Intermediate-term effectiveness of balloon valvuloplasty for congenital aortic stenosis. A prospective follow-up study.
BACKGROUND Percutaneous balloon valvuloplasty has proven to be acutely effective in the treatment of congenital valvar aortic stenosis; however, the intermediate- and long-term effectiveness of the procedure remain to be documented.
METHODS AND RESULTS To assess the intermediate-term effectiveness of balloon valvuloplasty, repeat catheterization was performed in 27 of 30 children 1.7 +/- 0.1 years after balloon valvuloplasty for congenital aortic stenosis (AS). In 33 children the peak AS gradient was reduced acutely by 55% from 77 +/- 4 to 35 +/- 3 mm Hg (p less than 0.001), and left ventricular systolic pressure was reduced from 176 +/- 4 to 138 +/- 4 mm Hg (p less than 0.001). Despite a technically adequate valvuloplasty procedure, three patients had inadequate relief of obstruction and required complex surgical intervention. Twenty-seven of the 30 patients available for late reevaluation (90%) enrolled in the follow-up study.

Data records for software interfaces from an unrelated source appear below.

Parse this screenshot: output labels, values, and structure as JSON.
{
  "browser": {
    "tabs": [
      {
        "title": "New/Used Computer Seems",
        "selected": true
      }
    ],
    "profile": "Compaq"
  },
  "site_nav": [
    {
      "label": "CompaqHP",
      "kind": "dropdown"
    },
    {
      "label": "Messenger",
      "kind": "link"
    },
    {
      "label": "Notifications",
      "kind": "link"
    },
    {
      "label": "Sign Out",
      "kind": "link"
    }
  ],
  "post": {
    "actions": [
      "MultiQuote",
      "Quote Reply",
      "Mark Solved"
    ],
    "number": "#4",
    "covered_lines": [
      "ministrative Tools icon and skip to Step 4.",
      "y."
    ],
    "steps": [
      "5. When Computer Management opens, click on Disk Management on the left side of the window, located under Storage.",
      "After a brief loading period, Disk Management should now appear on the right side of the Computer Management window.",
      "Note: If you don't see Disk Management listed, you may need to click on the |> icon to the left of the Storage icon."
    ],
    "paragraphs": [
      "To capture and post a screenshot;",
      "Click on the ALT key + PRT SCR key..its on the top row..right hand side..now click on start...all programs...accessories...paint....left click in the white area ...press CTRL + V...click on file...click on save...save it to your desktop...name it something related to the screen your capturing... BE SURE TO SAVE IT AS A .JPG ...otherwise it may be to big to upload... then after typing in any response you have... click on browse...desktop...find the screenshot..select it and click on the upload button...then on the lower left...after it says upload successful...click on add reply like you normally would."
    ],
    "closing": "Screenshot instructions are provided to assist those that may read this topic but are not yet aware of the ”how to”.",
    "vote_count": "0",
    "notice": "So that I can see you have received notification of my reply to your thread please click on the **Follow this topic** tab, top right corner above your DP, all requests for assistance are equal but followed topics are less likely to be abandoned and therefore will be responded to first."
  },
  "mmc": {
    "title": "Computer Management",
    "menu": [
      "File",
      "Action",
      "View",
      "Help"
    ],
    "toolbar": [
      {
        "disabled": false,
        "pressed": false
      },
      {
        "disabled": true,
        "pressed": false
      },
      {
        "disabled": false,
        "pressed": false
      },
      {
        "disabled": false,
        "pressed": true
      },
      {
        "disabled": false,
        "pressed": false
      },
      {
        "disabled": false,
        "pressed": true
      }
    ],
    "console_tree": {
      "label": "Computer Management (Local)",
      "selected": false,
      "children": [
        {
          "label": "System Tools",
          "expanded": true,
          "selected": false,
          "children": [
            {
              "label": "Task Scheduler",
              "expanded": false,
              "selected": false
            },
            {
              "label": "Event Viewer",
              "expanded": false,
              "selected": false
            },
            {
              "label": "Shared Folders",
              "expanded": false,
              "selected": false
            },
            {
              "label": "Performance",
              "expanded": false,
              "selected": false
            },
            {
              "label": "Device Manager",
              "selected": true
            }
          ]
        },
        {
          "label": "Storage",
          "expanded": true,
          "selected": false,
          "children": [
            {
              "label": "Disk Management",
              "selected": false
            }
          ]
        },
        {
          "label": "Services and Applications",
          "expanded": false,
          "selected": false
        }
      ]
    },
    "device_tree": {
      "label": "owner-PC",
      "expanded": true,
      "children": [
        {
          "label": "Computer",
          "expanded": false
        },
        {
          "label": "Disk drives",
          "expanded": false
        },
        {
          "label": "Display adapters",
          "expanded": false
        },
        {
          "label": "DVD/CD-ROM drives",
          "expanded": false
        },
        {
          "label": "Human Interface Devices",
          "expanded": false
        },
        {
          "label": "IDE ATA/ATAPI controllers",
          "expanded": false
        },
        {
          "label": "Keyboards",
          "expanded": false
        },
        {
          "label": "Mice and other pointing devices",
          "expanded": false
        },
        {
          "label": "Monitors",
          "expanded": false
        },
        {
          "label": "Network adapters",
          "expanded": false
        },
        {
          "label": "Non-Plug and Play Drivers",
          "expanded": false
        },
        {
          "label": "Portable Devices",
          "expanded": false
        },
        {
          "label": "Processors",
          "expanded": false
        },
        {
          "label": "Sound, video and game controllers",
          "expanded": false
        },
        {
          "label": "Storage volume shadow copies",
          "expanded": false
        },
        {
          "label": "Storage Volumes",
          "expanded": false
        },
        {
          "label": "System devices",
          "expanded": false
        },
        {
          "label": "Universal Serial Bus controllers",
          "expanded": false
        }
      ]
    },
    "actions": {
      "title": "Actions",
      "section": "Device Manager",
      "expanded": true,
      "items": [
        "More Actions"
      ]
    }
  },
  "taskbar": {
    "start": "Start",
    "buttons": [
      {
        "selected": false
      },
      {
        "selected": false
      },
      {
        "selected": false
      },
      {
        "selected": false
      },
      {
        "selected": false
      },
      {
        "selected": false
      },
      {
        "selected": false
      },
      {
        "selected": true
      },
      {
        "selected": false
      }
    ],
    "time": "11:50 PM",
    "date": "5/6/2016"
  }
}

The peak AS gradient remained significantly reduced compared with that present before valvuloplasty (29 +/- 3 versus 77 +/- 4 mm Hg, p less than 0.001). Furthermore, there was no difference in peak AS gradient at follow-up compared with that immediately after valvuloplasty. The greatest increase in gradient at reevaluation was 14 mm Hg. Twenty of 27 patients (74%) had no change in the degree of aortic insufficiency at follow-up compared with that present before valvuloplasty. At follow-up, 16 patients had no aortic insufficiency at all, and only two had moderate-to-severe (3-4+) insufficiency. Femoral artery injury was documented in four patients, three of whom were under 12 months of age at valvuloplasty.
CONCLUSIONS Balloon aortic valvuloplasty provides safe and effective intermediate-term gradient relief without early restenosis in children and adolescents with congenital AS.
- Copyright © 1991 by American Heart Association